A Letter to Congress

Dear Members of Congress,

I cannot understand why unemployment is so much higher among Black Americans than it is among White Americans. A recent article in the Washington Post highlights this problem and I encourage you to both read the article and work towards a solution -- namely, cutting green card numbers in half as recommended by the Barbara Jordan Commission.
In his December 13 column "The overlooked plight of young black males," Michael Gerson wrote that African Americans did not benefit from the jobs boom in the 1990s the way non-blacks did.
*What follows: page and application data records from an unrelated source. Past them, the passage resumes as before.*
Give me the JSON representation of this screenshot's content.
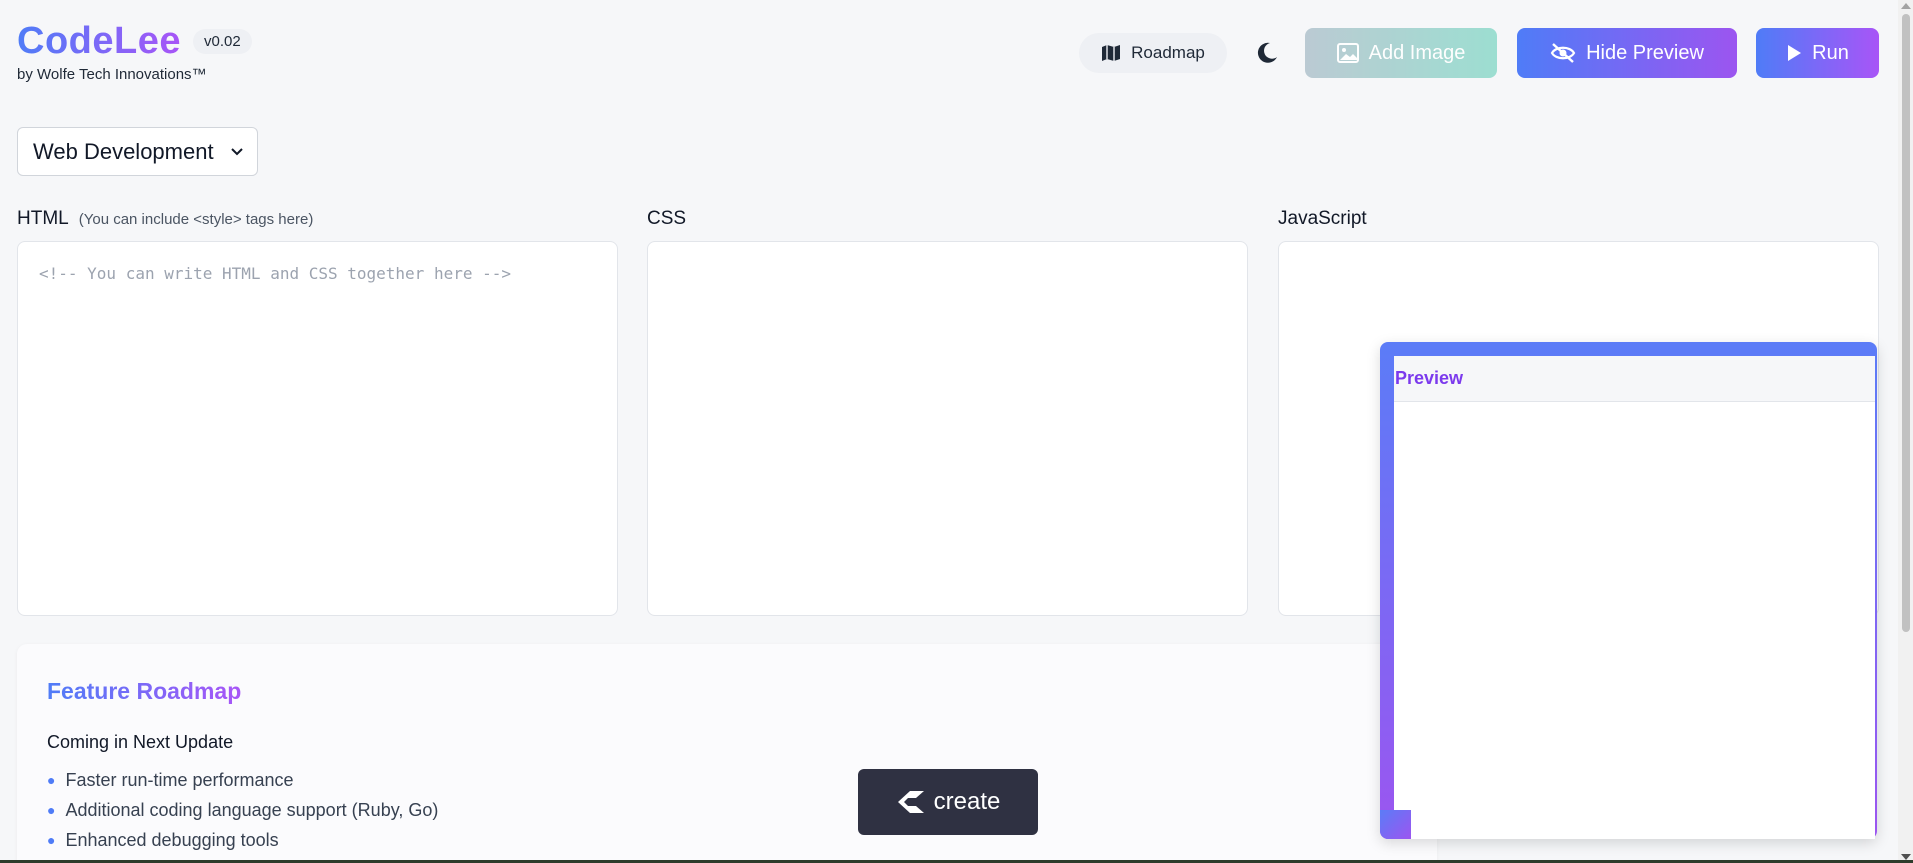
{
  "header": {
    "app_name": "CodeLee",
    "version": "v0.02",
    "byline": "by Wolfe Tech Innovations™"
  },
  "toolbar": {
    "roadmap_label": "Roadmap",
    "add_image_label": "Add Image",
    "hide_preview_label": "Hide Preview",
    "run_label": "Run"
  },
  "mode_select": {
    "selected": "Web Development"
  },
  "editors": {
    "html": {
      "label": "HTML",
      "hint": "(You can include <style> tags here)",
      "placeholder": "<!-- You can write HTML and CSS together here -->"
    },
    "css": {
      "label": "CSS"
    },
    "js": {
      "label": "JavaScript"
    }
  },
  "roadmap": {
    "title": "Feature Roadmap",
    "subtitle": "Coming in Next Update",
    "items": [
      "Faster run-time performance",
      "Additional coding language support (Ruby, Go)",
      "Enhanced debugging tools"
    ]
  },
  "preview": {
    "title": "Preview"
  },
  "floating": {
    "create_label": "create"
  },
  "colors": {
    "accent_start": "#4f7cf7",
    "accent_end": "#a855f7",
    "create_bg": "#2f3142"
  }
}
Barbara Jordan and her bipartisan commission on immigration reform must have been conscious of this when they recommended reductions in immigration during the Clinton administration.
The U.S. added an average of 977,540 permanent immigrant workers per year during the 1990s. These new workers gave employers an alternative to recruiting black workers.
The percentage of Blacks in the middle class grew from 22 percent in 1940 to 71 percent in 1970 when immigration averaged only 181,725 per year. These gains were largely undercut when Congress started quadrupling immigration numbers in the 1970s.
Congress should revisit the Jordan Commission recommendations to immediately reduce immigration and open up opportunities for African Americans.
M. Joseph Miller II